▶ [Items from an interface collection]
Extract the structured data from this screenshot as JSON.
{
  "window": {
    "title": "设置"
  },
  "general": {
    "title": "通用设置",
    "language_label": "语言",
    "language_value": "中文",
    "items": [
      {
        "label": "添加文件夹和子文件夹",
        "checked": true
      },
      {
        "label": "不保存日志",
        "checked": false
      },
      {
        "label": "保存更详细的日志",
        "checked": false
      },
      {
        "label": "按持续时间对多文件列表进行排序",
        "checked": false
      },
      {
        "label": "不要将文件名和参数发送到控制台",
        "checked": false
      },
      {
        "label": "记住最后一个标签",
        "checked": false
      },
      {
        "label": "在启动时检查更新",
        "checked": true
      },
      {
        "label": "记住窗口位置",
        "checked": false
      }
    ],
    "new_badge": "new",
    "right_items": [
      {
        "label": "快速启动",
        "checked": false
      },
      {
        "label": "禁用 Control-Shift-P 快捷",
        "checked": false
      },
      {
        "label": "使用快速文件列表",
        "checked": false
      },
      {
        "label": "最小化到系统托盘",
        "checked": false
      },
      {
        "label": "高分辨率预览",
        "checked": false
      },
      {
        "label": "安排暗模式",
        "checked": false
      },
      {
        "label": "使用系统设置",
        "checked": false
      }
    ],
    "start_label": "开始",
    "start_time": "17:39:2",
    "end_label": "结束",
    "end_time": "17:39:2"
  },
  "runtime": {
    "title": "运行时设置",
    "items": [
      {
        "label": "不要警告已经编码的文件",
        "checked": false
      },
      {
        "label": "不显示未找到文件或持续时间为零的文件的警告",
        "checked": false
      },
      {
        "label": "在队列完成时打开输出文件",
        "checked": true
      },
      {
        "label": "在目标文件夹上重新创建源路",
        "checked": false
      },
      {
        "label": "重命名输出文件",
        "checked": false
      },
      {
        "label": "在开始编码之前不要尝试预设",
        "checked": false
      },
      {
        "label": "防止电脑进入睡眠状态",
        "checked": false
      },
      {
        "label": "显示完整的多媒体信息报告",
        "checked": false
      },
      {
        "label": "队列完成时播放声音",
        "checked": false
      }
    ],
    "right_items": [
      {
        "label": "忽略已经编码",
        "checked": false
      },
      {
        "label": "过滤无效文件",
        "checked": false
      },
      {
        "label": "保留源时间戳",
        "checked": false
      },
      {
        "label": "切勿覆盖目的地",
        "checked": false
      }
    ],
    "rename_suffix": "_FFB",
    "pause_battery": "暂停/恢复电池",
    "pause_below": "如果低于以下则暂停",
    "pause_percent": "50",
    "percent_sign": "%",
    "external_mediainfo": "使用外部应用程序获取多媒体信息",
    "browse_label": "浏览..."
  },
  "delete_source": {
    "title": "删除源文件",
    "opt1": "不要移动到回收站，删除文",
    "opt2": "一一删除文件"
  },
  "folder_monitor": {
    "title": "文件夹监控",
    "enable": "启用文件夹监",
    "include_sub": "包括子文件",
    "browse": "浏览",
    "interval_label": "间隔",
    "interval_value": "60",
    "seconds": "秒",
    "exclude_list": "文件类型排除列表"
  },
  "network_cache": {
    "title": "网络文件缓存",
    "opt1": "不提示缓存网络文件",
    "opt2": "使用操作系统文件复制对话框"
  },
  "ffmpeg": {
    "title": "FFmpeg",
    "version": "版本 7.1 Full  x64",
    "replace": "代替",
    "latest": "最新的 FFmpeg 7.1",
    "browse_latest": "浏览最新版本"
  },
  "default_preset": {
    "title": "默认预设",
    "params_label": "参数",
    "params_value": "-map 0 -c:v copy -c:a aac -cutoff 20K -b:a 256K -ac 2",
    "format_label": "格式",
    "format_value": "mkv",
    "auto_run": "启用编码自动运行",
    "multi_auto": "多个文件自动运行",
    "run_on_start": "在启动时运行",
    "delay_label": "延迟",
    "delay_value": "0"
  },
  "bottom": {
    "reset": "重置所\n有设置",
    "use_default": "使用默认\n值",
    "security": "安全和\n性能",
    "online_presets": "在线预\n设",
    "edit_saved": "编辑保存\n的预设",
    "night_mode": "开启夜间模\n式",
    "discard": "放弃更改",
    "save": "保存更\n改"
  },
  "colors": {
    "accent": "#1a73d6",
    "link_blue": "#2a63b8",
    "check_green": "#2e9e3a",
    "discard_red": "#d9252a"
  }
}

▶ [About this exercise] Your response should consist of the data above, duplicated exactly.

▶ [Task solution]
Extract the structured data from this screenshot as JSON.
{
  "window": {
    "title": "设置"
  },
  "general": {
    "title": "通用设置",
    "language_label": "语言",
    "language_value": "中文",
    "items": [
      {
        "label": "添加文件夹和子文件夹",
        "checked": true
      },
      {
        "label": "不保存日志",
        "checked": false
      },
      {
        "label": "保存更详细的日志",
        "checked": false
      },
      {
        "label": "按持续时间对多文件列表进行排序",
        "checked": false
      },
      {
        "label": "不要将文件名和参数发送到控制台",
        "checked": false
      },
      {
        "label": "记住最后一个标签",
        "checked": false
      },
      {
        "label": "在启动时检查更新",
        "checked": true
      },
      {
        "label": "记住窗口位置",
        "checked": false
      }
    ],
    "new_badge": "new",
    "right_items": [
      {
        "label": "快速启动",
        "checked": false
      },
      {
        "label": "禁用 Control-Shift-P 快捷",
        "checked": false
      },
      {
        "label": "使用快速文件列表",
        "checked": false
      },
      {
        "label": "最小化到系统托盘",
        "checked": false
      },
      {
        "label": "高分辨率预览",
        "checked": false
      },
      {
        "label": "安排暗模式",
        "checked": false
      },
      {
        "label": "使用系统设置",
        "checked": false
      }
    ],
    "start_label": "开始",
    "start_time": "17:39:2",
    "end_label": "结束",
    "end_time": "17:39:2"
  },
  "runtime": {
    "title": "运行时设置",
    "items": [
      {
        "label": "不要警告已经编码的文件",
        "checked": false
      },
      {
        "label": "不显示未找到文件或持续时间为零的文件的警告",
        "checked": false
      },
      {
        "label": "在队列完成时打开输出文件",
        "checked": true
      },
      {
        "label": "在目标文件夹上重新创建源路",
        "checked": false
      },
      {
        "label": "重命名输出文件",
        "checked": false
      },
      {
        "label": "在开始编码之前不要尝试预设",
        "checked": false
      },
      {
        "label": "防止电脑进入睡眠状态",
        "checked": false
      },
      {
        "label": "显示完整的多媒体信息报告",
        "checked": false
      },
      {
        "label": "队列完成时播放声音",
        "checked": false
      }
    ],
    "right_items": [
      {
        "label": "忽略已经编码",
        "checked": false
      },
      {
        "label": "过滤无效文件",
        "checked": false
      },
      {
        "label": "保留源时间戳",
        "checked": false
      },
      {
        "label": "切勿覆盖目的地",
        "checked": false
      }
    ],
    "rename_suffix": "_FFB",
    "pause_battery": "暂停/恢复电池",
    "pause_below": "如果低于以下则暂停",
    "pause_percent": "50",
    "percent_sign": "%",
    "external_mediainfo": "使用外部应用程序获取多媒体信息",
    "browse_label": "浏览..."
  },
  "delete_source": {
    "title": "删除源文件",
    "opt1": "不要移动到回收站，删除文",
    "opt2": "一一删除文件"
  },
  "folder_monitor": {
    "title": "文件夹监控",
    "enable": "启用文件夹监",
    "include_sub": "包括子文件",
    "browse": "浏览",
    "interval_label": "间隔",
    "interval_value": "60",
    "seconds": "秒",
    "exclude_list": "文件类型排除列表"
  },
  "network_cache": {
    "title": "网络文件缓存",
    "opt1": "不提示缓存网络文件",
    "opt2": "使用操作系统文件复制对话框"
  },
  "ffmpeg": {
    "title": "FFmpeg",
    "version": "版本 7.1 Full  x64",
    "replace": "代替",
    "latest": "最新的 FFmpeg 7.1",
    "browse_latest": "浏览最新版本"
  },
  "default_preset": {
    "title": "默认预设",
    "params_label": "参数",
    "params_value": "-map 0 -c:v copy -c:a aac -cutoff 20K -b:a 256K -ac 2",
    "format_label": "格式",
    "format_value": "mkv",
    "auto_run": "启用编码自动运行",
    "multi_auto": "多个文件自动运行",
    "run_on_start": "在启动时运行",
    "delay_label": "延迟",
    "delay_value": "0"
  },
  "bottom": {
    "reset": "重置所\n有设置",
    "use_default": "使用默认\n值",
    "security": "安全和\n性能",
    "online_presets": "在线预\n设",
    "edit_saved": "编辑保存\n的预设",
    "night_mode": "开启夜间模\n式",
    "discard": "放弃更改",
    "save": "保存更\n改"
  },
  "colors": {
    "accent": "#1a73d6",
    "link_blue": "#2a63b8",
    "check_green": "#2e9e3a",
    "discard_red": "#d9252a"
  }
}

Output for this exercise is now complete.